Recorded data
------------------------------

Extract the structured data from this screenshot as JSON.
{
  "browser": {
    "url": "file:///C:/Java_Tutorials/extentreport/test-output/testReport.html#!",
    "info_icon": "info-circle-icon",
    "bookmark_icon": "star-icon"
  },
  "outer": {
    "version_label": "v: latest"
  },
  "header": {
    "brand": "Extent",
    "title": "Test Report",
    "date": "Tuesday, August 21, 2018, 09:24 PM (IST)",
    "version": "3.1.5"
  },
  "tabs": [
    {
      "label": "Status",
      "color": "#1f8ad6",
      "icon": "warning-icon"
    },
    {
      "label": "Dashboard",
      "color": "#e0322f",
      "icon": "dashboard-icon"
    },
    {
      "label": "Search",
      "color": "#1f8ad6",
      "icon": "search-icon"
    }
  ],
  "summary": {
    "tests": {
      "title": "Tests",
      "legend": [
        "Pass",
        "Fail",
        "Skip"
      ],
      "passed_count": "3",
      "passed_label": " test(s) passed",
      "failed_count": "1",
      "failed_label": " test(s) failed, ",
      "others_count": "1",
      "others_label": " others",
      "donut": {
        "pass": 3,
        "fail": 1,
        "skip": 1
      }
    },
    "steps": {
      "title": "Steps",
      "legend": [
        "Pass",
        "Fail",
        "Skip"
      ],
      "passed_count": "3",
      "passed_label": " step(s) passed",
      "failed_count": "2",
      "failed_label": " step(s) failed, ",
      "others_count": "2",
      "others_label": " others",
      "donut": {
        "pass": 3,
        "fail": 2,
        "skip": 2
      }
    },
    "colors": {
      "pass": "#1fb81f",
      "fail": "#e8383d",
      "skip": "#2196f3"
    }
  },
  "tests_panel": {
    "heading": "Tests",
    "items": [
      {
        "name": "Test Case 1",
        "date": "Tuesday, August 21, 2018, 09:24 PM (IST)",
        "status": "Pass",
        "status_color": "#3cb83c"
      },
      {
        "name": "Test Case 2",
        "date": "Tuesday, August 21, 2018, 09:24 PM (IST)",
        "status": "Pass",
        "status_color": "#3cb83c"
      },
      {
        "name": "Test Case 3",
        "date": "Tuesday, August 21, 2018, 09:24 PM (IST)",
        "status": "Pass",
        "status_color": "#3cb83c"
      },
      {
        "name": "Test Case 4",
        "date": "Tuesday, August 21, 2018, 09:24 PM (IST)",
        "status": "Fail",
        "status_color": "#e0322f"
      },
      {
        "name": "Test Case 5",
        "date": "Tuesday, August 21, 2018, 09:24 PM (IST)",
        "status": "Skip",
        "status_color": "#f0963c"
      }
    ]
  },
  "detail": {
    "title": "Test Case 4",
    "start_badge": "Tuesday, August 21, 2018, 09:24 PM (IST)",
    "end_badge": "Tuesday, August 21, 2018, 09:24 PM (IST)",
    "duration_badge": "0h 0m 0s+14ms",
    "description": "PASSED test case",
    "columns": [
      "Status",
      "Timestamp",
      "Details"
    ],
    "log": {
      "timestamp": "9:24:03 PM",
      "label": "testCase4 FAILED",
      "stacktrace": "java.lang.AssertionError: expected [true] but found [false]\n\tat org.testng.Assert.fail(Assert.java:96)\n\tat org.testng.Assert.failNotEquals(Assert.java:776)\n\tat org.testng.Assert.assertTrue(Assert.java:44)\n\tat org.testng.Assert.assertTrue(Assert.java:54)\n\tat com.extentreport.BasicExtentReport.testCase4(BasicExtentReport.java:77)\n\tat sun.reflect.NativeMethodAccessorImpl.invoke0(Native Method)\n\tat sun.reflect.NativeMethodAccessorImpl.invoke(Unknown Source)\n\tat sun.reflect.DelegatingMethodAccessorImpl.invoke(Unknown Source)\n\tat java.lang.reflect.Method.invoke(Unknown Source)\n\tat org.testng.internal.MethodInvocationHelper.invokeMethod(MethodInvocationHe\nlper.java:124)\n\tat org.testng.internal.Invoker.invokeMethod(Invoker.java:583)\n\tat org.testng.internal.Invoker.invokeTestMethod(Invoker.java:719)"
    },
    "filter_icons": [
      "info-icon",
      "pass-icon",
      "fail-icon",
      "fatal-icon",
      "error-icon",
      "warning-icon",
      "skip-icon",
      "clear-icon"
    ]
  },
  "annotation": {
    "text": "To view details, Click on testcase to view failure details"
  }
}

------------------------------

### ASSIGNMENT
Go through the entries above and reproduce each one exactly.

### SOLUTION TO THIS EXERCISE
Extract the structured data from this screenshot as JSON.
{
  "browser": {
    "url": "file:///C:/Java_Tutorials/extentreport/test-output/testReport.html#!",
    "info_icon": "info-circle-icon",
    "bookmark_icon": "star-icon"
  },
  "outer": {
    "version_label": "v: latest"
  },
  "header": {
    "brand": "Extent",
    "title": "Test Report",
    "date": "Tuesday, August 21, 2018, 09:24 PM (IST)",
    "version": "3.1.5"
  },
  "tabs": [
    {
      "label": "Status",
      "color": "#1f8ad6",
      "icon": "warning-icon"
    },
    {
      "label": "Dashboard",
      "color": "#e0322f",
      "icon": "dashboard-icon"
    },
    {
      "label": "Search",
      "color": "#1f8ad6",
      "icon": "search-icon"
    }
  ],
  "summary": {
    "tests": {
      "title": "Tests",
      "legend": [
        "Pass",
        "Fail",
        "Skip"
      ],
      "passed_count": "3",
      "passed_label": " test(s) passed",
      "failed_count": "1",
      "failed_label": " test(s) failed, ",
      "others_count": "1",
      "others_label": " others",
      "donut": {
        "pass": 3,
        "fail": 1,
        "skip": 1
      }
    },
    "steps": {
      "title": "Steps",
      "legend": [
        "Pass",
        "Fail",
        "Skip"
      ],
      "passed_count": "3",
      "passed_label": " step(s) passed",
      "failed_count": "2",
      "failed_label": " step(s) failed, ",
      "others_count": "2",
      "others_label": " others",
      "donut": {
        "pass": 3,
        "fail": 2,
        "skip": 2
      }
    },
    "colors": {
      "pass": "#1fb81f",
      "fail": "#e8383d",
      "skip": "#2196f3"
    }
  },
  "tests_panel": {
    "heading": "Tests",
    "items": [
      {
        "name": "Test Case 1",
        "date": "Tuesday, August 21, 2018, 09:24 PM (IST)",
        "status": "Pass",
        "status_color": "#3cb83c"
      },
      {
        "name": "Test Case 2",
        "date": "Tuesday, August 21, 2018, 09:24 PM (IST)",
        "status": "Pass",
        "status_color": "#3cb83c"
      },
      {
        "name": "Test Case 3",
        "date": "Tuesday, August 21, 2018, 09:24 PM (IST)",
        "status": "Pass",
        "status_color": "#3cb83c"
      },
      {
        "name": "Test Case 4",
        "date": "Tuesday, August 21, 2018, 09:24 PM (IST)",
        "status": "Fail",
        "status_color": "#e0322f"
      },
      {
        "name": "Test Case 5",
        "date": "Tuesday, August 21, 2018, 09:24 PM (IST)",
        "status": "Skip",
        "status_color": "#f0963c"
      }
    ]
  },
  "detail": {
    "title": "Test Case 4",
    "start_badge": "Tuesday, August 21, 2018, 09:24 PM (IST)",
    "end_badge": "Tuesday, August 21, 2018, 09:24 PM (IST)",
    "duration_badge": "0h 0m 0s+14ms",
    "description": "PASSED test case",
    "columns": [
      "Status",
      "Timestamp",
      "Details"
    ],
    "log": {
      "timestamp": "9:24:03 PM",
      "label": "testCase4 FAILED",
      "stacktrace": "java.lang.AssertionError: expected [true] but found [false]\n\tat org.testng.Assert.fail(Assert.java:96)\n\tat org.testng.Assert.failNotEquals(Assert.java:776)\n\tat org.testng.Assert.assertTrue(Assert.java:44)\n\tat org.testng.Assert.assertTrue(Assert.java:54)\n\tat com.extentreport.BasicExtentReport.testCase4(BasicExtentReport.java:77)\n\tat sun.reflect.NativeMethodAccessorImpl.invoke0(Native Method)\n\tat sun.reflect.NativeMethodAccessorImpl.invoke(Unknown Source)\n\tat sun.reflect.DelegatingMethodAccessorImpl.invoke(Unknown Source)\n\tat java.lang.reflect.Method.invoke(Unknown Source)\n\tat org.testng.internal.MethodInvocationHelper.invokeMethod(MethodInvocationHe\nlper.java:124)\n\tat org.testng.internal.Invoker.invokeMethod(Invoker.java:583)\n\tat org.testng.internal.Invoker.invokeTestMethod(Invoker.java:719)"
    },
    "filter_icons": [
      "info-icon",
      "pass-icon",
      "fail-icon",
      "fatal-icon",
      "error-icon",
      "warning-icon",
      "skip-icon",
      "clear-icon"
    ]
  },
  "annotation": {
    "text": "To view details, Click on testcase to view failure details"
  }
}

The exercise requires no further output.